“Then they get the casting absolutely right, then they get wonderful directors, then they get everybody working on that show 100 per cent, then they get the music beautifully done. The Americans are very good at maximising every aspect of the show: the editing, the marketing—it’s all done very slickly, whereas in those six or seven aspects of a film or TV show, Australia tends to trip up on two or three or four of them. It’s not very often we get them all exactly right, unfortunately.”

And the most important ingredient of a good TV drama? “It’s the script initially, that’s what we writers claim, and we’re not going to be talked out of it,” he says.

Lee also has another novel ready, this time about a journalist’s travelogue through the ‘70s called Warm Ride. He’s also working on film scripts.

“I find that, immediately after episodes in my life, I can’t turn them into fiction because it’s too close, but after a few years something happens and I think, ‘That’s a good story.’ It’s finally got into a fictional perspective and I’m able to write it.”

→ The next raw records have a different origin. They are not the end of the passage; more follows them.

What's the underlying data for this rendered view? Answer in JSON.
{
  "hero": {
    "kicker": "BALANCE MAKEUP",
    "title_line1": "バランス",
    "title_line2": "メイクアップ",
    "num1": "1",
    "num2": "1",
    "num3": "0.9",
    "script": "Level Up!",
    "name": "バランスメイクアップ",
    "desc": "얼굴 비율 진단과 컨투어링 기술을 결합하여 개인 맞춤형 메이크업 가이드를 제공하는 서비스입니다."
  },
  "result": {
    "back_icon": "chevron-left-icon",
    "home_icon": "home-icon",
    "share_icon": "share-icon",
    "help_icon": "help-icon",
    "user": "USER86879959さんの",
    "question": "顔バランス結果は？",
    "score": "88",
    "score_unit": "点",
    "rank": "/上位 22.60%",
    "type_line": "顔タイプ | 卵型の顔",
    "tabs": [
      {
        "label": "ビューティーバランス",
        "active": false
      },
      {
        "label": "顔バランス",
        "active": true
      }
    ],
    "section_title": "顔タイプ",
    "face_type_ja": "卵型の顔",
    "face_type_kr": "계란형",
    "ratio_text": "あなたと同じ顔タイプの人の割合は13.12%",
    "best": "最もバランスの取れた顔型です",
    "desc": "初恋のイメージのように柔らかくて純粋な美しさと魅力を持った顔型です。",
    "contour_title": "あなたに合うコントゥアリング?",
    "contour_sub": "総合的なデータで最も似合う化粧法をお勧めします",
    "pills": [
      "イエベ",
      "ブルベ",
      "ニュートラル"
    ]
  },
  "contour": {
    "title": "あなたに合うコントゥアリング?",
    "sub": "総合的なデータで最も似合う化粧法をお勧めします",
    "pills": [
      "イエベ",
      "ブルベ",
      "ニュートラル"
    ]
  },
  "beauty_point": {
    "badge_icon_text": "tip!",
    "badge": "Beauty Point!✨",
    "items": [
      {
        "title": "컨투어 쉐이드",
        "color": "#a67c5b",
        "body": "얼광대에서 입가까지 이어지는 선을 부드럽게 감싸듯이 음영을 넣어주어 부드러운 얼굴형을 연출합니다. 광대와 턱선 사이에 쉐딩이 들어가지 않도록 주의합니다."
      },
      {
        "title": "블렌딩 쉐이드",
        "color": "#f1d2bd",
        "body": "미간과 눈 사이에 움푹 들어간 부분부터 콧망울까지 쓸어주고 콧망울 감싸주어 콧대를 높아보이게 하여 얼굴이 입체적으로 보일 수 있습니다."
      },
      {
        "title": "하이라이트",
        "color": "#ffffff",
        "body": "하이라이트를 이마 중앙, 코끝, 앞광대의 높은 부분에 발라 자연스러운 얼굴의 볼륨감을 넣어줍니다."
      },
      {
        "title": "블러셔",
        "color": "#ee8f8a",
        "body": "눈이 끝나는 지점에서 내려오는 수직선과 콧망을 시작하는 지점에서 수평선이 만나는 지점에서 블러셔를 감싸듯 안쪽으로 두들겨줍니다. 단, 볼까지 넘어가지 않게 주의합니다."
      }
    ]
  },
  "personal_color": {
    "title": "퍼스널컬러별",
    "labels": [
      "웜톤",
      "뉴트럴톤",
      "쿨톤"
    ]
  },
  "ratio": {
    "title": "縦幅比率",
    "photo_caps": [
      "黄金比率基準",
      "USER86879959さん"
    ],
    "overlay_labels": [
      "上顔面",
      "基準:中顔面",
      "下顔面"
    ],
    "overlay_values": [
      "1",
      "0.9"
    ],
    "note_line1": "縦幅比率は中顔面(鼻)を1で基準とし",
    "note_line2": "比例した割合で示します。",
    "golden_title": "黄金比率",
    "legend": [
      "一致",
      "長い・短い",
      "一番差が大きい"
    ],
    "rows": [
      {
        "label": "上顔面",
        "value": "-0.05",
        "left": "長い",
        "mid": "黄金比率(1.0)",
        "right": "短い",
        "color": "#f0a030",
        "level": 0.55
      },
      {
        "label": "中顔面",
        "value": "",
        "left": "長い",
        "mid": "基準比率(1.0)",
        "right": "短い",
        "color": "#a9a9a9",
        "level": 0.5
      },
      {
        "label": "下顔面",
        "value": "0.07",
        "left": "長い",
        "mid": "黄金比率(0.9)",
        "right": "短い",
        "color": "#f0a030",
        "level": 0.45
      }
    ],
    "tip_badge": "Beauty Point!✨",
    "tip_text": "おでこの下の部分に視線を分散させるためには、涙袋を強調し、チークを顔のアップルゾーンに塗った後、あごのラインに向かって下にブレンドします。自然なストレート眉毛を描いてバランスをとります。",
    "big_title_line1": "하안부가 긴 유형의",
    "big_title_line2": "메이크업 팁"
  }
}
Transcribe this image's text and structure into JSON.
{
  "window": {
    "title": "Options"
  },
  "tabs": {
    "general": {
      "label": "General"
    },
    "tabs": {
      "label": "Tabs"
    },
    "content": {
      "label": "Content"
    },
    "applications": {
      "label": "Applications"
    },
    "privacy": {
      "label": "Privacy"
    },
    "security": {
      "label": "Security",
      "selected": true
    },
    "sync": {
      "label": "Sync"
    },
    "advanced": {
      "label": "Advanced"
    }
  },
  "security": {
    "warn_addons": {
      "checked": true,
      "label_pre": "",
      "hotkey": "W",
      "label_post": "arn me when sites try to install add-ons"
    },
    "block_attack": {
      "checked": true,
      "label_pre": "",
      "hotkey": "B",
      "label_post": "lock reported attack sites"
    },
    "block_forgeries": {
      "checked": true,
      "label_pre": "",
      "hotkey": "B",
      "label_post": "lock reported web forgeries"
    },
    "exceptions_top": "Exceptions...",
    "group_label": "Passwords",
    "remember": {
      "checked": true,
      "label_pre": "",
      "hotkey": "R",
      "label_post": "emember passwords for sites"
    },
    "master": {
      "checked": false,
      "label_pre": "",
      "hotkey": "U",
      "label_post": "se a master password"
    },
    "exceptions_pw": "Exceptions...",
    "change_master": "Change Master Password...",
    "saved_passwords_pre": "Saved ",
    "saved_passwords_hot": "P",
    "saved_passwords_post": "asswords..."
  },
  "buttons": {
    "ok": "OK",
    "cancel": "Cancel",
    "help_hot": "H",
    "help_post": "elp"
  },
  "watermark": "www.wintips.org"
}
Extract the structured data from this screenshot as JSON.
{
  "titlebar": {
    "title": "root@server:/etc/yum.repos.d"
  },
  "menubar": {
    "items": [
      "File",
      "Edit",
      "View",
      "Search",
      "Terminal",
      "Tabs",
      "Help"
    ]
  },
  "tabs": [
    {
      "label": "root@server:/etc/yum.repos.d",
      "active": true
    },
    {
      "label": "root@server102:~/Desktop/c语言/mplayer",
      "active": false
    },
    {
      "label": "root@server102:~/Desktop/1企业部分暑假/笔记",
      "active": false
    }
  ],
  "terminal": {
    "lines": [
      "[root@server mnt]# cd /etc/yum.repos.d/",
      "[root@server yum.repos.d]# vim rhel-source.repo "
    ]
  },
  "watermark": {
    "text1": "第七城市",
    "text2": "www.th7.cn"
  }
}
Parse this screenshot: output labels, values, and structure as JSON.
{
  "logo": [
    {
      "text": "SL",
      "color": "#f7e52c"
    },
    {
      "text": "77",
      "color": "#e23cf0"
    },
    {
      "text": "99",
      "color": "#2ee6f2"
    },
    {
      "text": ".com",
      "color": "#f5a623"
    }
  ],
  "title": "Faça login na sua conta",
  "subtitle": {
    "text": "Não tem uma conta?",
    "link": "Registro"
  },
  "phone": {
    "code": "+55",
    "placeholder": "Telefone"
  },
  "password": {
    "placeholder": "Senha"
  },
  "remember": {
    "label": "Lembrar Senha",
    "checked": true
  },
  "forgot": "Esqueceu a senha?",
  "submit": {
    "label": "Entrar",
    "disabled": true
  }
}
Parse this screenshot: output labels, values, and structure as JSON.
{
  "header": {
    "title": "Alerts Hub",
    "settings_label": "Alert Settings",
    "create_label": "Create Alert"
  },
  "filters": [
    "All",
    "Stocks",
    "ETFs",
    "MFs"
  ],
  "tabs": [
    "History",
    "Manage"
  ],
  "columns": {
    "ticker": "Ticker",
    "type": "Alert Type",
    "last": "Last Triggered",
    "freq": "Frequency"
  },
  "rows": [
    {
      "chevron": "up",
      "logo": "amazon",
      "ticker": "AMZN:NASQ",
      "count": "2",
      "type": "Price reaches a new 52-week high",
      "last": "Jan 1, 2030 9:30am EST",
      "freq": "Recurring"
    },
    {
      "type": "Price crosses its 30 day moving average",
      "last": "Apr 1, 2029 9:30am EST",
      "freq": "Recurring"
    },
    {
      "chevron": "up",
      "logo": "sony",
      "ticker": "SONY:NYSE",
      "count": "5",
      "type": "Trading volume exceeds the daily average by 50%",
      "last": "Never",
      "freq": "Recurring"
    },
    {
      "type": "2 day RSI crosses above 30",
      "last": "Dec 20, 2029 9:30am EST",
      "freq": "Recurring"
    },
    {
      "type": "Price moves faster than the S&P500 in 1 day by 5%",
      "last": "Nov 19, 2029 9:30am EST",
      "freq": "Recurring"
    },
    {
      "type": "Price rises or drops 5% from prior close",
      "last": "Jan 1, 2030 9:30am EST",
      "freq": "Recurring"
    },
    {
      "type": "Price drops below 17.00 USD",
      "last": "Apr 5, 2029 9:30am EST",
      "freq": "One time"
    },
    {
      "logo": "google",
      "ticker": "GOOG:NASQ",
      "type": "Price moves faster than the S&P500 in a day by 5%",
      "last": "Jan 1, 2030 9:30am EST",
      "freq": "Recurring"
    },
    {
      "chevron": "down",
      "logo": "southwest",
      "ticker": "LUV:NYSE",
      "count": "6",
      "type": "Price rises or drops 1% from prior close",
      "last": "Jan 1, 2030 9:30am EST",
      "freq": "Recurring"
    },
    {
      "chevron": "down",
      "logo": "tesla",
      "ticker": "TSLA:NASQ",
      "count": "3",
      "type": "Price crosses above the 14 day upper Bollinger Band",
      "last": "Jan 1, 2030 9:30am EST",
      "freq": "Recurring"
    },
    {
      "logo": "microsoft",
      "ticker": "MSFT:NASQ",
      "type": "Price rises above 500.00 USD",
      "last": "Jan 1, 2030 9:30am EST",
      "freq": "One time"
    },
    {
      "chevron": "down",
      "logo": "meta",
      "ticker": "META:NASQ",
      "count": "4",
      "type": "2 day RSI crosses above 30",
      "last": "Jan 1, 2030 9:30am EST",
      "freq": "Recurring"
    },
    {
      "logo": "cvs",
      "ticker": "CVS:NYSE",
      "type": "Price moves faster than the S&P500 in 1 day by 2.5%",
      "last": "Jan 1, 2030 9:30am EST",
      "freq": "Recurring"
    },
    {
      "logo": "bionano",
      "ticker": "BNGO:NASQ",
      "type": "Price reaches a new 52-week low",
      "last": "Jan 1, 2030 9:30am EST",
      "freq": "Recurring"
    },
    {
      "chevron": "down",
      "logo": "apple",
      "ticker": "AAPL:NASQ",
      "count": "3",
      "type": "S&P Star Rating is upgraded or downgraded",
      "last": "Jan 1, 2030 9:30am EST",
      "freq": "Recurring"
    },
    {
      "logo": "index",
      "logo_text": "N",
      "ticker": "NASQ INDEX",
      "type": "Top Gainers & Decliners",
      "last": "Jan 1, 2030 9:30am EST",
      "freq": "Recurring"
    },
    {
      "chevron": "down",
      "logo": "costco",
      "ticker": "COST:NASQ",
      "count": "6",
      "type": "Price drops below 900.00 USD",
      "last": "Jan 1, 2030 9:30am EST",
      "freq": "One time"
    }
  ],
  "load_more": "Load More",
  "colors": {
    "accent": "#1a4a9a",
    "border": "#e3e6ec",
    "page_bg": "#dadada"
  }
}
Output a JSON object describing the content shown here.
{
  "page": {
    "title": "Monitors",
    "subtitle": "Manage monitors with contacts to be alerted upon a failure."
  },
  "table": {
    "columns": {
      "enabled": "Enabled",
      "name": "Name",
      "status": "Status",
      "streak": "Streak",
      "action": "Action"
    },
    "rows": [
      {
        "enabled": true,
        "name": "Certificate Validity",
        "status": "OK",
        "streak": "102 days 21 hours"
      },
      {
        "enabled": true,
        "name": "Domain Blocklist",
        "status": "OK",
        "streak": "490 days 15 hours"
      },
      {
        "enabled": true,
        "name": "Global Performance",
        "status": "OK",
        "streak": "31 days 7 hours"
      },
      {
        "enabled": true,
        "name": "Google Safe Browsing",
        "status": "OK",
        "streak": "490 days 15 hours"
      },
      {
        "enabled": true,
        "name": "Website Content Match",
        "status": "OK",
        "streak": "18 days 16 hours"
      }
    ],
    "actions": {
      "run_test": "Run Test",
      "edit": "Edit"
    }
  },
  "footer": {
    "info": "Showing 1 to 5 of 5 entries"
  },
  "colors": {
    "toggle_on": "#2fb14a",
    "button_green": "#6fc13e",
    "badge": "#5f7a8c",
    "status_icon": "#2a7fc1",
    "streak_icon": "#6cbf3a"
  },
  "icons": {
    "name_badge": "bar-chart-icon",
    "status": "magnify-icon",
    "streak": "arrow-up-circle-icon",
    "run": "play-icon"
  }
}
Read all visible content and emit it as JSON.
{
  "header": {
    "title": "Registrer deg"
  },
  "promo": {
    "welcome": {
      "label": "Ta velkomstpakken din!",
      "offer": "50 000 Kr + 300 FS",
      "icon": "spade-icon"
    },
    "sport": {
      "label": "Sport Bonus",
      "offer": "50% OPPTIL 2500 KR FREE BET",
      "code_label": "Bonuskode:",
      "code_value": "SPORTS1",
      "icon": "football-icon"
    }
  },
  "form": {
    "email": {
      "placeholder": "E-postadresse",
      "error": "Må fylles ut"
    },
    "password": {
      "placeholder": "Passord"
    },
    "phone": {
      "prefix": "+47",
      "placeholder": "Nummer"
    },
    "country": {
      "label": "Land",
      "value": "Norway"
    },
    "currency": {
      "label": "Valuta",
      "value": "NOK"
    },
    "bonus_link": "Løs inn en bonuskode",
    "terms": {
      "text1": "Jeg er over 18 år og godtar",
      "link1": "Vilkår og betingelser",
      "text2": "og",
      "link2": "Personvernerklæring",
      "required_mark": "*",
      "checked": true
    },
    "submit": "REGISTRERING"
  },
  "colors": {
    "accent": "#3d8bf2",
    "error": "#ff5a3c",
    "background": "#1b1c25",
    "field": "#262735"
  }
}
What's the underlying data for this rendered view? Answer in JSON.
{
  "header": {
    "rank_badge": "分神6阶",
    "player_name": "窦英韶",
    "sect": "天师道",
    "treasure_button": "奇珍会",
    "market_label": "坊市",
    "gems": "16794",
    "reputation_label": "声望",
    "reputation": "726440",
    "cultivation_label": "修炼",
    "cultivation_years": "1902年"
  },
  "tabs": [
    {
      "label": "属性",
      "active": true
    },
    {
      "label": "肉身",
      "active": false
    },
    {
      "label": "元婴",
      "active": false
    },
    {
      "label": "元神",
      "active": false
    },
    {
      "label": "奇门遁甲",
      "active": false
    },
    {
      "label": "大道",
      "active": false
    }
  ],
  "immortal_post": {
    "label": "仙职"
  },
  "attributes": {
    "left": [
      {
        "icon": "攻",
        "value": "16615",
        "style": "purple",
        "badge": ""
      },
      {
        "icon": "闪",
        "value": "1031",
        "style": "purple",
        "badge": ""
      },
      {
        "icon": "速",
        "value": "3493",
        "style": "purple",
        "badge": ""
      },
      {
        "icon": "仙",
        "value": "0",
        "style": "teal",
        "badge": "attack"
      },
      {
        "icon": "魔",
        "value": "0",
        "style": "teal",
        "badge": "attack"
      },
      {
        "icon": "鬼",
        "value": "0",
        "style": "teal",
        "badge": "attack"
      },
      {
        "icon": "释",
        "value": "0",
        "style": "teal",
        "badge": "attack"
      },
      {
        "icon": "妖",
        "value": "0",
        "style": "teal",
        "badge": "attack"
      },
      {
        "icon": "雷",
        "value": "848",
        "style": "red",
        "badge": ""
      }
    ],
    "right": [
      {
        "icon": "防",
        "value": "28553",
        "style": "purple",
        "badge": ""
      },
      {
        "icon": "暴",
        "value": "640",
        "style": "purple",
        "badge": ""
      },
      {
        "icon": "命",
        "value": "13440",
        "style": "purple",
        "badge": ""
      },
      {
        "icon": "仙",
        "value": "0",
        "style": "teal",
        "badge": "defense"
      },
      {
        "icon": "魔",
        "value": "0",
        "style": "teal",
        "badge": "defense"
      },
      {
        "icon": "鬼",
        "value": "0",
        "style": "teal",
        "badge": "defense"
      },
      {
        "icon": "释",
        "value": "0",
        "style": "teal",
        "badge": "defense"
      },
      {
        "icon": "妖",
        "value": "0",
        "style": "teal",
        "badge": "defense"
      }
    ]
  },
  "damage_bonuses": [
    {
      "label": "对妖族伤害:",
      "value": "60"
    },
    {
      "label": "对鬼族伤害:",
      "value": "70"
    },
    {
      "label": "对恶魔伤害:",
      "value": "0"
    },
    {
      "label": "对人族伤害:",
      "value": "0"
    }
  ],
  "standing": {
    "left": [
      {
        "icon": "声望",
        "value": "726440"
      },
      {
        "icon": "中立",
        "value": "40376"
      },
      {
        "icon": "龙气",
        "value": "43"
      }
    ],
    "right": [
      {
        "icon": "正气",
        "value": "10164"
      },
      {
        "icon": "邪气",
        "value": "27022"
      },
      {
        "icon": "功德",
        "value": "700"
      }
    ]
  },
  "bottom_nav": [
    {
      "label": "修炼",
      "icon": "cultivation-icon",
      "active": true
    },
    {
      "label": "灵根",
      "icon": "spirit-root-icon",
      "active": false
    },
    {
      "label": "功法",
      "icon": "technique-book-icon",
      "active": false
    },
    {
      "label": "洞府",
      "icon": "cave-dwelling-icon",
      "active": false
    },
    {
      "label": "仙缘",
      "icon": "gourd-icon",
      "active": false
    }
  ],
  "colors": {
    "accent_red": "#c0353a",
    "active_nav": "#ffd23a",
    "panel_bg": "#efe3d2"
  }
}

Although he’s not too sure journalists work well as TV and film characters, he’s found his own journalistic training has been beneficial for his scriptwriting. In fact, he wishes there were more former journalists in the television industry rather than fresh-out-of-film-school writers.

“You meet prime ministers and criminals and desperadoes and injured people. So it seems to me really good background for screen fiction. And the other thing it teaches is the value of a deadline.

“When I arrived, I always delivered on time, always. And [as head writer] I got calls from writers saying, ‘I can’t deliver because the dog ate my homework’ [or] ‘because I’m blocked’.

“I thought: ‘Imagine if a journalist rang the editor and said, “I can’t deliver my copy, I’m blocked.” The editor would say, “Well, block yourself out the door.”’

By Diana Plater
October 9, 2004
Sydney Morning Herald